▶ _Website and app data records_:
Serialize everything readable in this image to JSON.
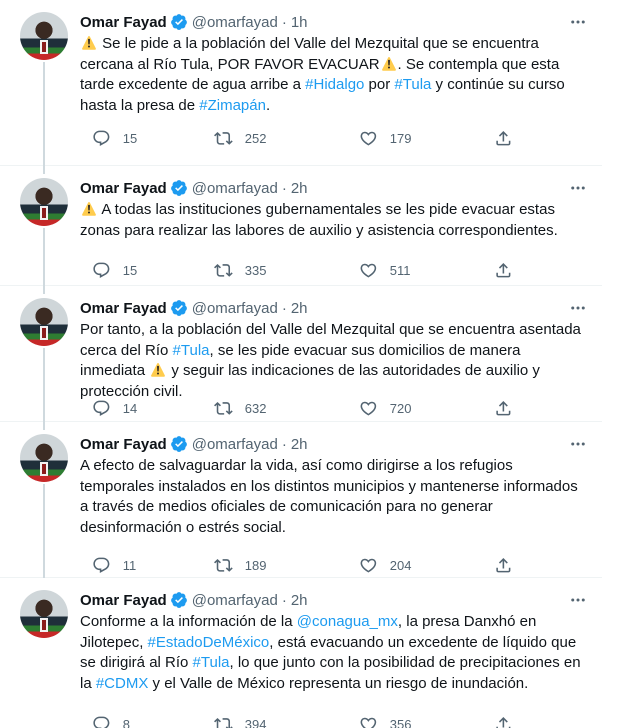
{
  "tweets": [
    {
      "name": "Omar Fayad",
      "handle": "@omarfayad",
      "time": "1h",
      "parts": [
        {
          "t": "warn"
        },
        {
          "t": "text",
          "v": " Se le pide a la población del Valle del Mezquital que se encuentra cercana al Río Tula, POR FAVOR EVACUAR"
        },
        {
          "t": "warn"
        },
        {
          "t": "text",
          "v": ". Se contempla que esta tarde excedente de agua arribe a "
        },
        {
          "t": "link",
          "v": "#Hidalgo"
        },
        {
          "t": "text",
          "v": " por "
        },
        {
          "t": "link",
          "v": "#Tula"
        },
        {
          "t": "text",
          "v": " y continúe su curso hasta la presa de "
        },
        {
          "t": "link",
          "v": "#Zimapán"
        },
        {
          "t": "text",
          "v": "."
        }
      ],
      "replies": "15",
      "retweets": "252",
      "likes": "179"
    },
    {
      "name": "Omar Fayad",
      "handle": "@omarfayad",
      "time": "2h",
      "parts": [
        {
          "t": "warn"
        },
        {
          "t": "text",
          "v": " A todas las instituciones gubernamentales se les pide evacuar estas zonas para realizar las labores de auxilio y asistencia correspondientes."
        }
      ],
      "replies": "15",
      "retweets": "335",
      "likes": "511"
    },
    {
      "name": "Omar Fayad",
      "handle": "@omarfayad",
      "time": "2h",
      "parts": [
        {
          "t": "text",
          "v": "Por tanto, a la población del Valle del Mezquital que se encuentra asentada cerca del Río "
        },
        {
          "t": "link",
          "v": "#Tula"
        },
        {
          "t": "text",
          "v": ", se les pide evacuar sus domicilios de manera inmediata "
        },
        {
          "t": "warn"
        },
        {
          "t": "text",
          "v": " y seguir las indicaciones de las autoridades de auxilio y protección civil."
        }
      ],
      "replies": "14",
      "retweets": "632",
      "likes": "720"
    },
    {
      "name": "Omar Fayad",
      "handle": "@omarfayad",
      "time": "2h",
      "parts": [
        {
          "t": "text",
          "v": "A efecto de salvaguardar la vida, así como dirigirse a los refugios temporales instalados en los distintos municipios y mantenerse informados a través de medios oficiales de comunicación para no generar desinformación o estrés social."
        }
      ],
      "replies": "11",
      "retweets": "189",
      "likes": "204"
    },
    {
      "name": "Omar Fayad",
      "handle": "@omarfayad",
      "time": "2h",
      "parts": [
        {
          "t": "text",
          "v": "Conforme a la información de la "
        },
        {
          "t": "link",
          "v": "@conagua_mx"
        },
        {
          "t": "text",
          "v": ", la presa Danxhó en Jilotepec, "
        },
        {
          "t": "link",
          "v": "#EstadoDeMéxico"
        },
        {
          "t": "text",
          "v": ", está evacuando un excedente de líquido que se dirigirá al Río "
        },
        {
          "t": "link",
          "v": "#Tula"
        },
        {
          "t": "text",
          "v": ", lo que junto con la posibilidad de precipitaciones en la "
        },
        {
          "t": "link",
          "v": "#CDMX"
        },
        {
          "t": "text",
          "v": " y el Valle de México representa un riesgo de inundación."
        }
      ],
      "replies": "8",
      "retweets": "394",
      "likes": "356"
    }
  ],
  "colors": {
    "link": "#1d9bf0",
    "verified": "#1d9bf0",
    "muted": "#536471",
    "text": "#0f1419",
    "warning": "#ffcc4d"
  },
  "icons": [
    "verified-badge-icon",
    "more-options-icon",
    "reply-icon",
    "retweet-icon",
    "like-icon",
    "share-icon",
    "warning-icon"
  ]
}
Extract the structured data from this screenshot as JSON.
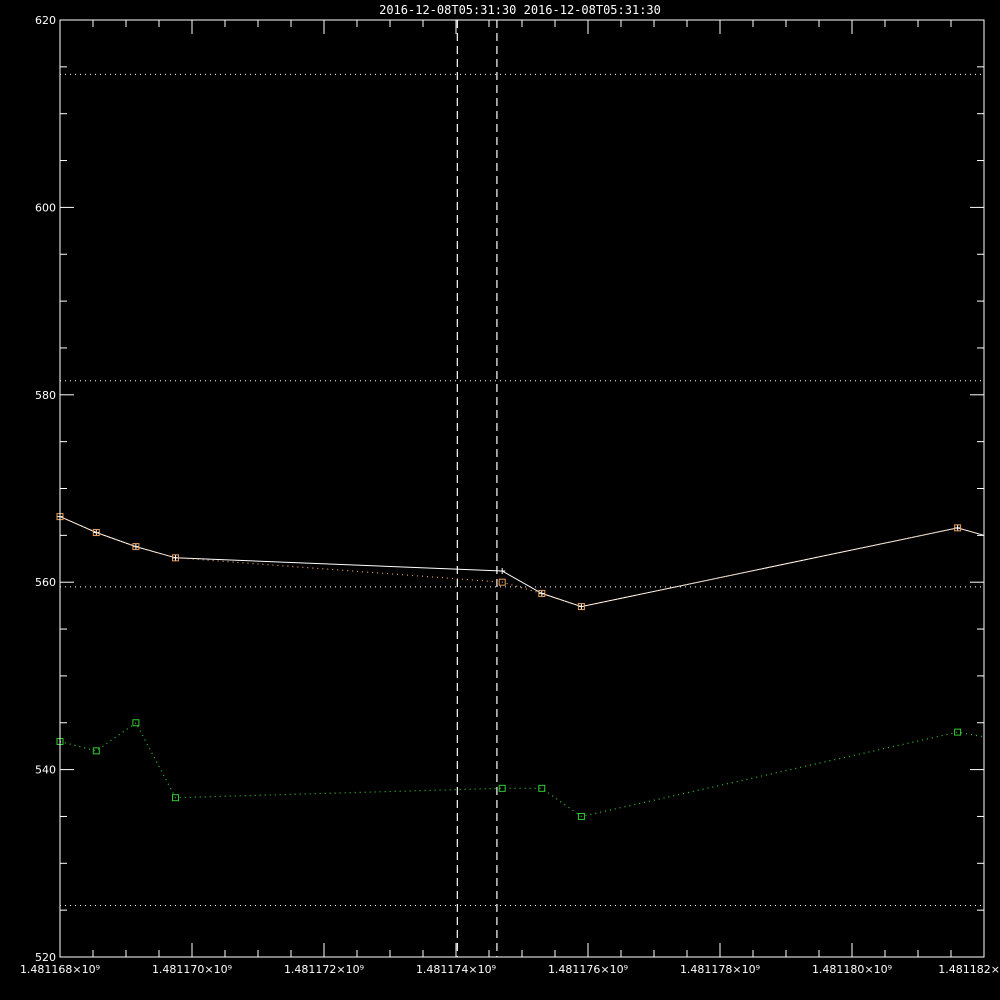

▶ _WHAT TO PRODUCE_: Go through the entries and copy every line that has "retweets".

▶ _REPLY TO THE TASK_:
      "retweets": "252",
      "retweets": "335",
      "retweets": "632",
      "retweets": "189",
      "retweets": "394",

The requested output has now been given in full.